13 Roberta González, Portrait de famille n. 2, 1969, oil on canvas, 114 x 145.5 cm, Valencian Institute of Modern Art (IVAM), Generalitat. Donation by Carmen Martínez and Vivianne Grimminger, Paris.
14 Roberta R. González, Sens obligatoire n. 1, 1969, oil on canvas, 130 x 163 cm, Valencian Institute of Modern Art (IVAM), Generalitat. Donation by Carmen Martínez and Vivianne Grimminger, Paris.
15 Roberta González, unpublished notebooks, March 2, 1953, private collection.
16 Letter from Roberta González to Eusebio Sempere, June 15, 1970, Julio González Archives, IVAM Library, file 45, item 26_02 [the Author’s own translation of this passage into French has in turn been translated into English by the Translator].
17 The catalog reconstituting this exhibition, which was published in 1993, includes the translation into Spanish of the original exhibition catalog that came out in 1945 in Czech. See Artistas españoles de Paris: Praga 1946, catalog of the December 1993-January 1994 exhibition (Madrid: Caja de Madrid, Sala de Exposiciones Casa del Monte), p. 241-57 [the Author’s own translation of this passage into French has in turn been translated into English by the Translator].
18 Ibid., p. 249.
19 Hommage des artistes espagnols au poète Antonio Machado, exhibition catalog (Paris: Maison de la Pensée Française, February 4-24, 1955), p. 1.
20 Roberta mentions visits to her home by “young Spanish artists,” who often were accompanied by Father Roig, a professor at the School of Fine Arts of Valencia who was very active in promoting modern art in Spain, especially the work of Julio González. Apart from Eusebio Sempere, she does not mention the names of these artists, as in this excerpt from December 6, 1956: “The young Spanish students came by in the afternoon—quite charming and admiring, these young people. They expressed how much joy they felt spending such a good time here.”
21 This might have been the Milan Triennale.
22 Undoubtedly, this was Louis Clayeux, Director of the Maeght Gallery in Paris from 1948 to 1964. Roberta González, unpublished notebooks, July 22, 1954, private collection.
23 This show devoted to the works of Julio, Roberta, and Joan González (Julio’s brother, who died in 1908) took place at the Sala de Santa Catalina del Ateneo in Madrid and then at the Palau de la Virreina in Barcelona.
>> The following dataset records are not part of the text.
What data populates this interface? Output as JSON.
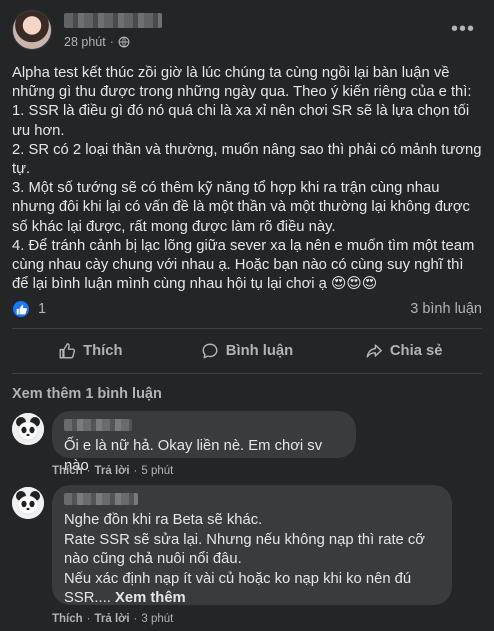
{
  "post": {
    "time": "28 phút",
    "separator": "·",
    "body": "Alpha test kết thúc zồi giờ là lúc chúng ta cùng ngồi lại bàn luận về\nnhững gì thu được trong những ngày qua. Theo ý kiến riêng của e thì:\n1. SSR là điều gì đó nó quá chi là xa xỉ nên chơi SR sẽ là lựa chọn tối\nưu hơn.\n2. SR có 2 loại thần và thường, muốn nâng sao thì phải có mảnh tương\ntự.\n3. Một số tướng sẽ có thêm kỹ năng tổ hợp khi ra trận cùng nhau\nnhưng đôi khi lại có vấn đề là một thần và một thường lại không được\nsố khác lại được, rất mong được làm rõ điều này.\n4. Để tránh cảnh bị lạc lõng giữa sever xa lạ nên e muốn tìm một team\ncùng nhau cày chung với nhau ạ. Hoặc bạn nào có cùng suy nghĩ thì\nđể lại bình luận mình cùng nhau hội tụ lại chơi ạ 😍😍😍"
  },
  "reactions": {
    "count": "1",
    "comments": "3 bình luận"
  },
  "actions": {
    "like": "Thích",
    "comment": "Bình luận",
    "share": "Chia sẻ"
  },
  "more_comments": "Xem thêm 1 bình luận",
  "comments": [
    {
      "text": "Ối e là nữ hả. Okay liền nè. Em chơi sv nào",
      "like": "Thích",
      "reply": "Trả lời",
      "dot": "·",
      "time": "5 phút"
    },
    {
      "text": "Nghe đồn khi ra Beta sẽ khác.\nRate SSR sẽ sửa lại. Nhưng nếu không nạp thì rate cỡ\nnào cũng chả nuôi nổi đâu.\nNếu xác định nạp ít vài củ hoặc ko nạp khi ko nên đú\nSSR.... ",
      "see_more": "Xem thêm",
      "like": "Thích",
      "reply": "Trả lời",
      "dot": "·",
      "time": "3 phút"
    }
  ],
  "colors": {
    "background": "#242526",
    "bubble": "#3a3b3c",
    "text": "#e4e6eb",
    "secondary_text": "#b0b3b8",
    "like_blue": "#1877f2"
  },
  "icons": [
    "globe-icon",
    "more-icon",
    "like-icon",
    "comment-icon",
    "share-icon"
  ]
}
It is to be noted that the first exhibition devoted to the González family took place in Paris, at the Galerie de France, in 1965, followed by a second show in 1971.
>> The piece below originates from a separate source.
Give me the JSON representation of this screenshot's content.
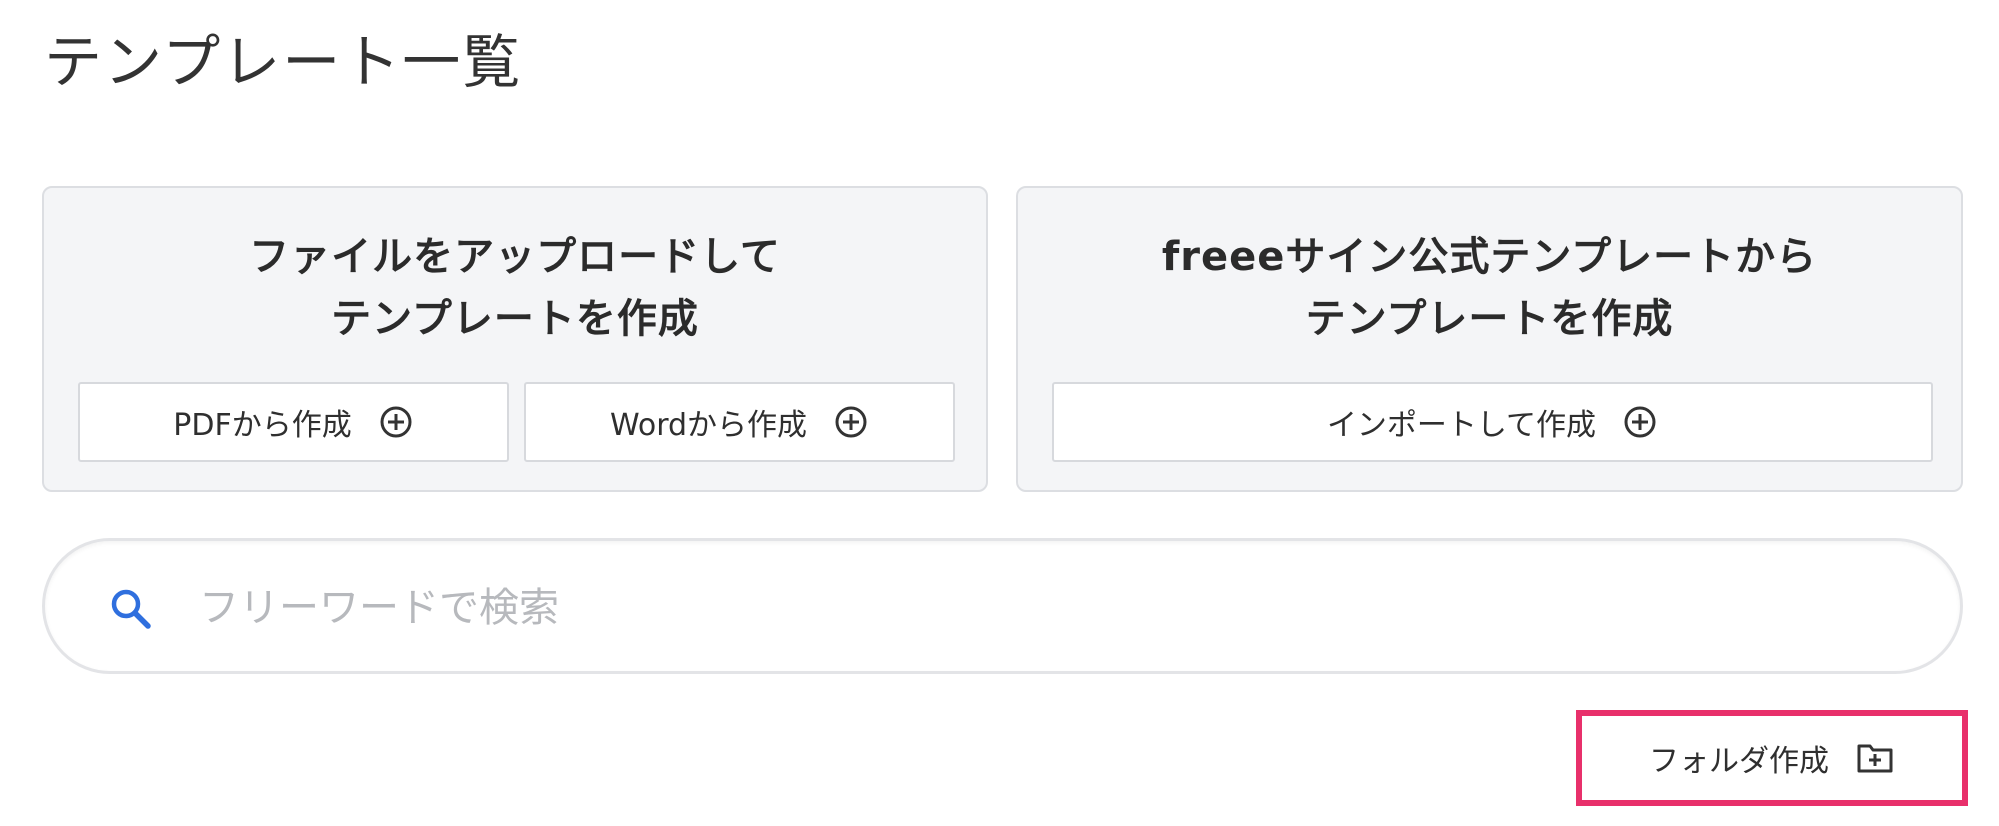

24 Carlos Arean, Joan González, Julio González, Roberta González, exhibition catalogue (Madrid: Sala de Santa Catalina del Ateneo, and Barcelona: Palacio de la Virreina, Barcelona, Cuadernos de arte, 1968), no pagination.Bibliography
Roberta González’s correspondence with Eusebio Sempere and Marie-Thérèse González-Roux, 1960-1974. Archives Julio González. IVAM Library. Digitalized documentation. File 45. 30 items.
Roberta González’s correspondence with Marie-Thérèse González-Roux from St. Porquier, Toulouse, and Montauban, 1944-1945. Archives of the Kandinsky Library at the French National Museum of Modern Art in Paris. Call numbers C1-C13. 8262-8275. 23 items.
Roberta González’s unpublished notebooks, 1951-1976. Private collection.
AREAN, Carlos. Joan González, Julio González, Roberta González. Exhibition catalog. Madrid: Sala de Santa Catalina del Ateneo, and Barcelona: Palacio de la Virreina, Barcelona, Cuadernos de arte, 1968. No pagination.
Artistas españoles de Paris: Praga 1946. Exhibition catalogue. Caja de Madrid: Sala de Exposiciones Casa del Monte, December 1993-January1994. Madrid. 306pp.
DESCARGUES, Pierre. Roberta González: Ombres et Profils. Exhibition catalogue. Paris: Galerie de France, 1968. No pagination.
Hommage des artistes espagnols au poète Antonio Machado. Exhibition catalog. February 4-24, 1955. Paris: Maison de la Pensée Française.
VALOGNE, Catherine. Roberta González. Paris: Éditions Le Musée de Poche, 1971.